• Data to use:
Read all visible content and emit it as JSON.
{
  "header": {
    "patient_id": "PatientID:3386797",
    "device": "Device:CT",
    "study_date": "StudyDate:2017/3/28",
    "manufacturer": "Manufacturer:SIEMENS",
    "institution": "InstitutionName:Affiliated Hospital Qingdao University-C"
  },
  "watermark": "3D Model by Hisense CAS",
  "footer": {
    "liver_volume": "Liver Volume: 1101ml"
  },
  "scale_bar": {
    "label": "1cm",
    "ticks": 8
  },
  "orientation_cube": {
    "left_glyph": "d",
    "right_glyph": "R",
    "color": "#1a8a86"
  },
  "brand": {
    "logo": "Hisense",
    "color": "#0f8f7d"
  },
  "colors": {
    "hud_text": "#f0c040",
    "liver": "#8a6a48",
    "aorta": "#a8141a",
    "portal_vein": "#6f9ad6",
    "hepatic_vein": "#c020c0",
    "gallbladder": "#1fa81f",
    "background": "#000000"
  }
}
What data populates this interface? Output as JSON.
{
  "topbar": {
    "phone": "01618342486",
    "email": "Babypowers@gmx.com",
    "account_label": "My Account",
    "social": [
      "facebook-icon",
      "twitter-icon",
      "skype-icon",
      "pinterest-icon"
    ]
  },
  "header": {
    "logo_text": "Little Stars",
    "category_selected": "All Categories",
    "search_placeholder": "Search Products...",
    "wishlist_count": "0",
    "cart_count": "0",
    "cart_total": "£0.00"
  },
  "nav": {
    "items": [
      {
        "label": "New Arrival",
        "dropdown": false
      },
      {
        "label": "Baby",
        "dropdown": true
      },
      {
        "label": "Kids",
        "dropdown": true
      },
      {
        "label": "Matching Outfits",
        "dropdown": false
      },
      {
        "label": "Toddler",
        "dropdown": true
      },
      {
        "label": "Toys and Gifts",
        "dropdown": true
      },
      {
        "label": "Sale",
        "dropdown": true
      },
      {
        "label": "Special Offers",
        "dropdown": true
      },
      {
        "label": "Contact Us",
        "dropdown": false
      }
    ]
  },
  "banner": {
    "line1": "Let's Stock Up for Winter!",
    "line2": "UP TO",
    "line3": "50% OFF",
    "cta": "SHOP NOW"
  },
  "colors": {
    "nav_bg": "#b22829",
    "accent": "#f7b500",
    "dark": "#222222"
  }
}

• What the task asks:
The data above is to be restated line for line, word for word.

• Reply:
Read all visible content and emit it as JSON.
{
  "header": {
    "patient_id": "PatientID:3386797",
    "device": "Device:CT",
    "study_date": "StudyDate:2017/3/28",
    "manufacturer": "Manufacturer:SIEMENS",
    "institution": "InstitutionName:Affiliated Hospital Qingdao University-C"
  },
  "watermark": "3D Model by Hisense CAS",
  "footer": {
    "liver_volume": "Liver Volume: 1101ml"
  },
  "scale_bar": {
    "label": "1cm",
    "ticks": 8
  },
  "orientation_cube": {
    "left_glyph": "d",
    "right_glyph": "R",
    "color": "#1a8a86"
  },
  "brand": {
    "logo": "Hisense",
    "color": "#0f8f7d"
  },
  "colors": {
    "hud_text": "#f0c040",
    "liver": "#8a6a48",
    "aorta": "#a8141a",
    "portal_vein": "#6f9ad6",
    "hepatic_vein": "#c020c0",
    "gallbladder": "#1fa81f",
    "background": "#000000"
  }
}
What data populates this interface? Output as JSON.
{
  "topbar": {
    "phone": "01618342486",
    "email": "Babypowers@gmx.com",
    "account_label": "My Account",
    "social": [
      "facebook-icon",
      "twitter-icon",
      "skype-icon",
      "pinterest-icon"
    ]
  },
  "header": {
    "logo_text": "Little Stars",
    "category_selected": "All Categories",
    "search_placeholder": "Search Products...",
    "wishlist_count": "0",
    "cart_count": "0",
    "cart_total": "£0.00"
  },
  "nav": {
    "items": [
      {
        "label": "New Arrival",
        "dropdown": false
      },
      {
        "label": "Baby",
        "dropdown": true
      },
      {
        "label": "Kids",
        "dropdown": true
      },
      {
        "label": "Matching Outfits",
        "dropdown": false
      },
      {
        "label": "Toddler",
        "dropdown": true
      },
      {
        "label": "Toys and Gifts",
        "dropdown": true
      },
      {
        "label": "Sale",
        "dropdown": true
      },
      {
        "label": "Special Offers",
        "dropdown": true
      },
      {
        "label": "Contact Us",
        "dropdown": false
      }
    ]
  },
  "banner": {
    "line1": "Let's Stock Up for Winter!",
    "line2": "UP TO",
    "line3": "50% OFF",
    "cta": "SHOP NOW"
  },
  "colors": {
    "nav_bg": "#b22829",
    "accent": "#f7b500",
    "dark": "#222222"
  }
}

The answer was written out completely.